» Your goal:
Every line of the data should be written out exactly, with the pictures left out.

>>

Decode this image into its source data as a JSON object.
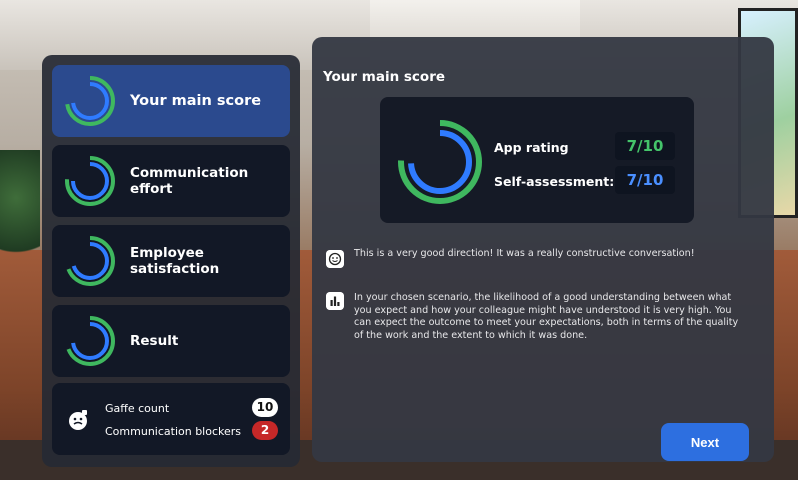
{
  "nav": {
    "items": [
      {
        "label": "Your main score",
        "active": true
      },
      {
        "label": "Communication effort",
        "active": false
      },
      {
        "label": "Employee satisfaction",
        "active": false
      },
      {
        "label": "Result",
        "active": false
      }
    ]
  },
  "stats": {
    "gaffe_label": "Gaffe count",
    "gaffe_value": "10",
    "blockers_label": "Communication blockers",
    "blockers_value": "2"
  },
  "main": {
    "title": "Your main score",
    "app_rating_label": "App rating",
    "app_rating_value": "7/10",
    "self_assessment_label": "Self-assessment:",
    "self_assessment_value": "7/10",
    "message_1": "This is a very good direction! It was a really constructive conversation!",
    "message_2": "In your chosen scenario, the likelihood of a good understanding between what you expect and how your colleague might have understood it is very high. You can expect the outcome to meet your expectations, both in terms of the quality of the work and the extent to which it was done.",
    "next_label": "Next"
  },
  "colors": {
    "accent_green": "#3fb85f",
    "accent_blue": "#2f7bff",
    "active_nav": "#2b4a8e",
    "badge_red": "#c62828",
    "button_blue": "#2d6fe0"
  },
  "icons": [
    "smiley-icon",
    "bar-chart-icon",
    "gaffe-face-icon",
    "progress-ring-icon"
  ]
}
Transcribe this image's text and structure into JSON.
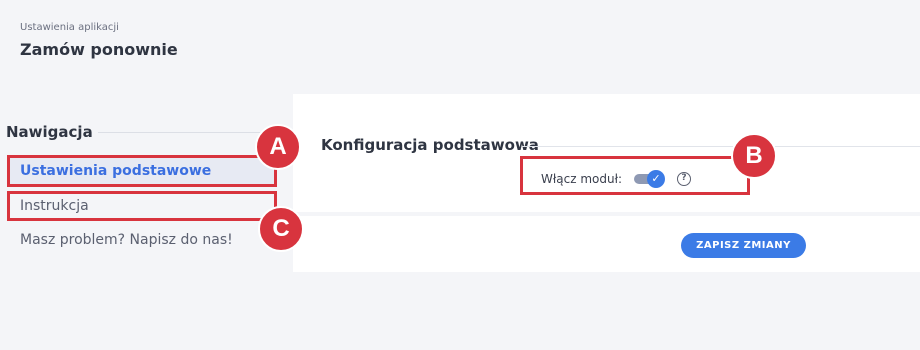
{
  "header": {
    "breadcrumb": "Ustawienia aplikacji",
    "title": "Zamów ponownie"
  },
  "sidebar": {
    "heading": "Nawigacja",
    "items": [
      {
        "label": "Ustawienia podstawowe",
        "active": true
      },
      {
        "label": "Instrukcja",
        "active": false
      },
      {
        "label": "Masz problem? Napisz do nas!",
        "active": false
      }
    ]
  },
  "main": {
    "section_title": "Konfiguracja podstawowa",
    "module_toggle": {
      "label": "Włącz moduł:",
      "enabled": true
    },
    "help_icon": "question-circle",
    "save_label": "ZAPISZ ZMIANY"
  },
  "annotations": {
    "markers": [
      "A",
      "B",
      "C"
    ]
  },
  "colors": {
    "accent": "#3b7be6",
    "annotation": "#d8343e",
    "active_text": "#3b6fe0"
  }
}
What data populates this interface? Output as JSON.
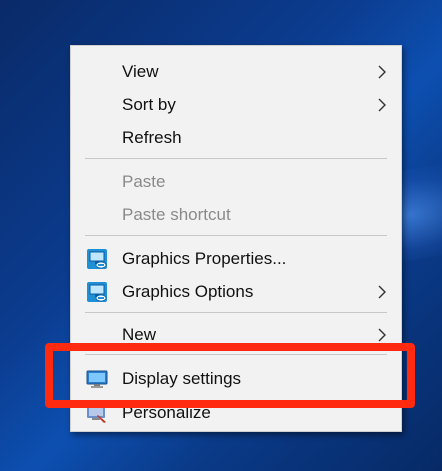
{
  "menu": {
    "view_label": "View",
    "sort_by_label": "Sort by",
    "refresh_label": "Refresh",
    "paste_label": "Paste",
    "paste_shortcut_label": "Paste shortcut",
    "graphics_properties_label": "Graphics Properties...",
    "graphics_options_label": "Graphics Options",
    "new_label": "New",
    "display_settings_label": "Display settings",
    "personalize_label": "Personalize"
  },
  "icons": {
    "submenu": "chevron-right-icon",
    "graphics": "intel-graphics-icon",
    "display": "monitor-icon",
    "personalize": "personalize-icon"
  },
  "colors": {
    "highlight_border": "#ff2a10",
    "menu_background": "#f2f2f2",
    "desktop_background": "#0b3c8f",
    "disabled_text": "#8a8a8a"
  }
}
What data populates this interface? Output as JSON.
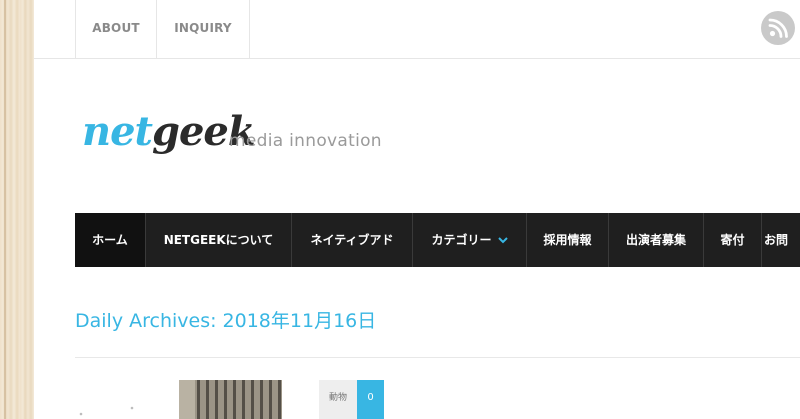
{
  "topbar": {
    "links": [
      "ABOUT",
      "INQUIRY"
    ],
    "rss_icon": "rss-icon"
  },
  "branding": {
    "logo_net": "net",
    "logo_geek": "geek",
    "tagline": "media innovation"
  },
  "nav": {
    "items": [
      {
        "label": "ホーム",
        "active": true
      },
      {
        "label": "NETGEEKについて"
      },
      {
        "label": "ネイティブアド"
      },
      {
        "label": "カテゴリー",
        "has_dropdown": true
      },
      {
        "label": "採用情報"
      },
      {
        "label": "出演者募集"
      },
      {
        "label": "寄付"
      },
      {
        "label": "お問"
      }
    ],
    "dropdown_icon": "chevron-down-icon"
  },
  "archive": {
    "title": "Daily Archives: 2018年11月16日"
  },
  "post": {
    "category": "動物",
    "count": "0"
  },
  "colors": {
    "accent": "#38b6e3",
    "nav_bg": "#1f1f1f",
    "logo_dark": "#2b2b2b"
  }
}
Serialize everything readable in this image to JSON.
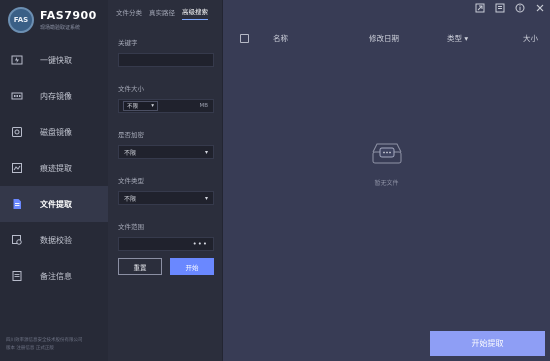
{
  "brand": {
    "logo_text": "FAS",
    "title": "FAS7900",
    "subtitle": "现场勘验取证系统"
  },
  "sidebar": {
    "items": [
      {
        "label": "一键快取",
        "icon": "lightning-icon",
        "active": false
      },
      {
        "label": "内存镜像",
        "icon": "memory-icon",
        "active": false
      },
      {
        "label": "磁盘镜像",
        "icon": "disk-icon",
        "active": false
      },
      {
        "label": "痕迹提取",
        "icon": "trace-icon",
        "active": false
      },
      {
        "label": "文件提取",
        "icon": "file-icon",
        "active": true
      },
      {
        "label": "数据校验",
        "icon": "verify-icon",
        "active": false
      },
      {
        "label": "备注信息",
        "icon": "note-icon",
        "active": false
      }
    ],
    "footer_line1": "四川效率源信息安全技术股份有限公司",
    "footer_line2": "版本    注册信息    正式正版"
  },
  "tabs": [
    {
      "label": "文件分类",
      "active": false
    },
    {
      "label": "真实路径",
      "active": false
    },
    {
      "label": "高级搜索",
      "active": true
    }
  ],
  "form": {
    "keyword_label": "关键字",
    "keyword_value": "",
    "size_label": "文件大小",
    "size_select": "不限",
    "size_unit": "MB",
    "encrypted_label": "是否加密",
    "encrypted_value": "不限",
    "type_label": "文件类型",
    "type_value": "不限",
    "scope_label": "文件范围",
    "scope_button": "•••",
    "reset_label": "重置",
    "start_label": "开始"
  },
  "table": {
    "columns": [
      "名称",
      "修改日期",
      "类型 ▾",
      "大小"
    ],
    "empty_text": "暂无文件"
  },
  "actions": {
    "extract_label": "开始提取"
  },
  "window_controls": [
    "minimize-to-tray-icon",
    "screenshot-icon",
    "info-icon",
    "close-icon"
  ],
  "colors": {
    "accent": "#6a88ff",
    "extract_button": "#8e9ef5",
    "sidebar_bg": "#272a37",
    "content_bg": "#383c55"
  }
}
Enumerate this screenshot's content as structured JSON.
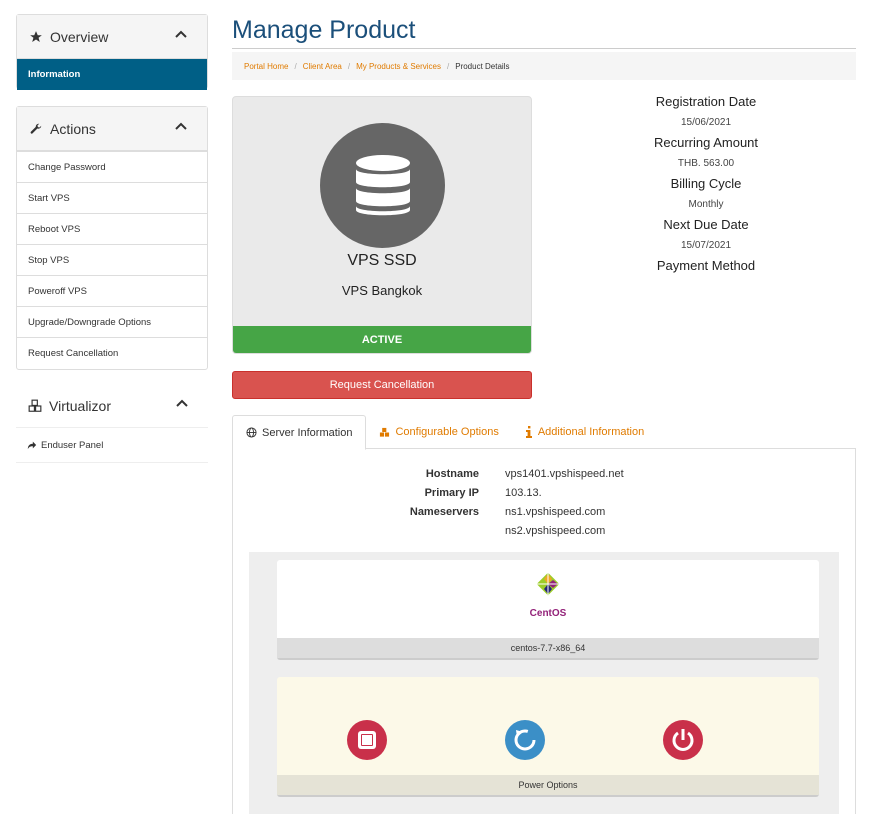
{
  "sidebar": {
    "overview": {
      "title": "Overview",
      "items": [
        "Information"
      ]
    },
    "actions": {
      "title": "Actions",
      "items": [
        "Change Password",
        "Start VPS",
        "Reboot VPS",
        "Stop VPS",
        "Poweroff VPS",
        "Upgrade/Downgrade Options",
        "Request Cancellation"
      ]
    },
    "virtualizor": {
      "title": "Virtualizor",
      "items": [
        "Enduser Panel"
      ]
    }
  },
  "page": {
    "title": "Manage Product"
  },
  "breadcrumb": [
    "Portal Home",
    "Client Area",
    "My Products & Services",
    "Product Details"
  ],
  "product": {
    "name": "VPS SSD",
    "group": "VPS Bangkok",
    "status": "ACTIVE"
  },
  "cancel_button": "Request Cancellation",
  "details": [
    {
      "label": "Registration Date",
      "value": "15/06/2021"
    },
    {
      "label": "Recurring Amount",
      "value": "THB. 563.00"
    },
    {
      "label": "Billing Cycle",
      "value": "Monthly"
    },
    {
      "label": "Next Due Date",
      "value": "15/07/2021"
    },
    {
      "label": "Payment Method",
      "value": ""
    }
  ],
  "tabs": [
    "Server Information",
    "Configurable Options",
    "Additional Information"
  ],
  "server": {
    "hostname_label": "Hostname",
    "hostname": "vps1401.vpshispeed.net",
    "ip_label": "Primary IP",
    "ip": "103.13.",
    "ns_label": "Nameservers",
    "ns1": "ns1.vpshispeed.com",
    "ns2": "ns2.vpshispeed.com"
  },
  "os": {
    "logo_text": "CentOS",
    "name": "centos-7.7-x86_64"
  },
  "power": {
    "label": "Power Options"
  },
  "colors": {
    "accent": "#005f86",
    "link": "#e07b00",
    "active": "#46a546",
    "danger": "#d9534f",
    "title": "#1b4f7a"
  }
}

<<

» Task answer:
Decode this image into its source data as a JSON object.
{
  "nav": {
    "items": [
      {
        "label": "Your main score",
        "active": true
      },
      {
        "label": "Communication effort",
        "active": false
      },
      {
        "label": "Employee satisfaction",
        "active": false
      },
      {
        "label": "Result",
        "active": false
      }
    ]
  },
  "stats": {
    "gaffe_label": "Gaffe count",
    "gaffe_value": "10",
    "blockers_label": "Communication blockers",
    "blockers_value": "2"
  },
  "main": {
    "title": "Your main score",
    "app_rating_label": "App rating",
    "app_rating_value": "7/10",
    "self_assessment_label": "Self-assessment:",
    "self_assessment_value": "7/10",
    "message_1": "This is a very good direction! It was a really constructive conversation!",
    "message_2": "In your chosen scenario, the likelihood of a good understanding between what you expect and how your colleague might have understood it is very high. You can expect the outcome to meet your expectations, both in terms of the quality of the work and the extent to which it was done.",
    "next_label": "Next"
  },
  "colors": {
    "accent_green": "#3fb85f",
    "accent_blue": "#2f7bff",
    "active_nav": "#2b4a8e",
    "badge_red": "#c62828",
    "button_blue": "#2d6fe0"
  },
  "icons": [
    "smiley-icon",
    "bar-chart-icon",
    "gaffe-face-icon",
    "progress-ring-icon"
  ]
}
Transcribe this image's text and structure into JSON.
{
  "header": {
    "breadcrumb": "Ustawienia aplikacji",
    "title": "Zamów ponownie"
  },
  "sidebar": {
    "heading": "Nawigacja",
    "items": [
      {
        "label": "Ustawienia podstawowe",
        "active": true
      },
      {
        "label": "Instrukcja",
        "active": false
      },
      {
        "label": "Masz problem? Napisz do nas!",
        "active": false
      }
    ]
  },
  "main": {
    "section_title": "Konfiguracja podstawowa",
    "module_toggle": {
      "label": "Włącz moduł:",
      "enabled": true
    },
    "help_icon": "question-circle",
    "save_label": "ZAPISZ ZMIANY"
  },
  "annotations": {
    "markers": [
      "A",
      "B",
      "C"
    ]
  },
  "colors": {
    "accent": "#3b7be6",
    "annotation": "#d8343e",
    "active_text": "#3b6fe0"
  }
}
What data populates this interface? Output as JSON.
{
  "menu": {
    "view_label": "View",
    "sort_by_label": "Sort by",
    "refresh_label": "Refresh",
    "paste_label": "Paste",
    "paste_shortcut_label": "Paste shortcut",
    "graphics_properties_label": "Graphics Properties...",
    "graphics_options_label": "Graphics Options",
    "new_label": "New",
    "display_settings_label": "Display settings",
    "personalize_label": "Personalize"
  },
  "icons": {
    "submenu": "chevron-right-icon",
    "graphics": "intel-graphics-icon",
    "display": "monitor-icon",
    "personalize": "personalize-icon"
  },
  "colors": {
    "highlight_border": "#ff2a10",
    "menu_background": "#f2f2f2",
    "desktop_background": "#0b3c8f",
    "disabled_text": "#8a8a8a"
  }
}
What data populates this interface? Output as JSON.
{
  "topbar": {
    "links": [
      "ABOUT",
      "INQUIRY"
    ],
    "rss_icon": "rss-icon"
  },
  "branding": {
    "logo_net": "net",
    "logo_geek": "geek",
    "tagline": "media innovation"
  },
  "nav": {
    "items": [
      {
        "label": "ホーム",
        "active": true
      },
      {
        "label": "NETGEEKについて"
      },
      {
        "label": "ネイティブアド"
      },
      {
        "label": "カテゴリー",
        "has_dropdown": true
      },
      {
        "label": "採用情報"
      },
      {
        "label": "出演者募集"
      },
      {
        "label": "寄付"
      },
      {
        "label": "お問"
      }
    ],
    "dropdown_icon": "chevron-down-icon"
  },
  "archive": {
    "title": "Daily Archives: 2018年11月16日"
  },
  "post": {
    "category": "動物",
    "count": "0"
  },
  "colors": {
    "accent": "#38b6e3",
    "nav_bg": "#1f1f1f",
    "logo_dark": "#2b2b2b"
  }
}
Serialize everything readable in this image to JSON.
{
  "brand": {
    "logo_text": "FAS",
    "title": "FAS7900",
    "subtitle": "现场勘验取证系统"
  },
  "sidebar": {
    "items": [
      {
        "label": "一键快取",
        "icon": "lightning-icon",
        "active": false
      },
      {
        "label": "内存镜像",
        "icon": "memory-icon",
        "active": false
      },
      {
        "label": "磁盘镜像",
        "icon": "disk-icon",
        "active": false
      },
      {
        "label": "痕迹提取",
        "icon": "trace-icon",
        "active": false
      },
      {
        "label": "文件提取",
        "icon": "file-icon",
        "active": true
      },
      {
        "label": "数据校验",
        "icon": "verify-icon",
        "active": false
      },
      {
        "label": "备注信息",
        "icon": "note-icon",
        "active": false
      }
    ],
    "footer_line1": "四川效率源信息安全技术股份有限公司",
    "footer_line2": "版本    注册信息    正式正版"
  },
  "tabs": [
    {
      "label": "文件分类",
      "active": false
    },
    {
      "label": "真实路径",
      "active": false
    },
    {
      "label": "高级搜索",
      "active": true
    }
  ],
  "form": {
    "keyword_label": "关键字",
    "keyword_value": "",
    "size_label": "文件大小",
    "size_select": "不限",
    "size_unit": "MB",
    "encrypted_label": "是否加密",
    "encrypted_value": "不限",
    "type_label": "文件类型",
    "type_value": "不限",
    "scope_label": "文件范围",
    "scope_button": "•••",
    "reset_label": "重置",
    "start_label": "开始"
  },
  "table": {
    "columns": [
      "名称",
      "修改日期",
      "类型 ▾",
      "大小"
    ],
    "empty_text": "暂无文件"
  },
  "actions": {
    "extract_label": "开始提取"
  },
  "window_controls": [
    "minimize-to-tray-icon",
    "screenshot-icon",
    "info-icon",
    "close-icon"
  ],
  "colors": {
    "accent": "#6a88ff",
    "extract_button": "#8e9ef5",
    "sidebar_bg": "#272a37",
    "content_bg": "#383c55"
  }
}
Enumerate this screenshot's content as structured JSON.
{
  "sidebar": {
    "overview": {
      "title": "Overview",
      "items": [
        "Information"
      ]
    },
    "actions": {
      "title": "Actions",
      "items": [
        "Change Password",
        "Start VPS",
        "Reboot VPS",
        "Stop VPS",
        "Poweroff VPS",
        "Upgrade/Downgrade Options",
        "Request Cancellation"
      ]
    },
    "virtualizor": {
      "title": "Virtualizor",
      "items": [
        "Enduser Panel"
      ]
    }
  },
  "page": {
    "title": "Manage Product"
  },
  "breadcrumb": [
    "Portal Home",
    "Client Area",
    "My Products & Services",
    "Product Details"
  ],
  "product": {
    "name": "VPS SSD",
    "group": "VPS Bangkok",
    "status": "ACTIVE"
  },
  "cancel_button": "Request Cancellation",
  "details": [
    {
      "label": "Registration Date",
      "value": "15/06/2021"
    },
    {
      "label": "Recurring Amount",
      "value": "THB. 563.00"
    },
    {
      "label": "Billing Cycle",
      "value": "Monthly"
    },
    {
      "label": "Next Due Date",
      "value": "15/07/2021"
    },
    {
      "label": "Payment Method",
      "value": ""
    }
  ],
  "tabs": [
    "Server Information",
    "Configurable Options",
    "Additional Information"
  ],
  "server": {
    "hostname_label": "Hostname",
    "hostname": "vps1401.vpshispeed.net",
    "ip_label": "Primary IP",
    "ip": "103.13.",
    "ns_label": "Nameservers",
    "ns1": "ns1.vpshispeed.com",
    "ns2": "ns2.vpshispeed.com"
  },
  "os": {
    "logo_text": "CentOS",
    "name": "centos-7.7-x86_64"
  },
  "power": {
    "label": "Power Options"
  },
  "colors": {
    "accent": "#005f86",
    "link": "#e07b00",
    "active": "#46a546",
    "danger": "#d9534f",
    "title": "#1b4f7a"
  }
}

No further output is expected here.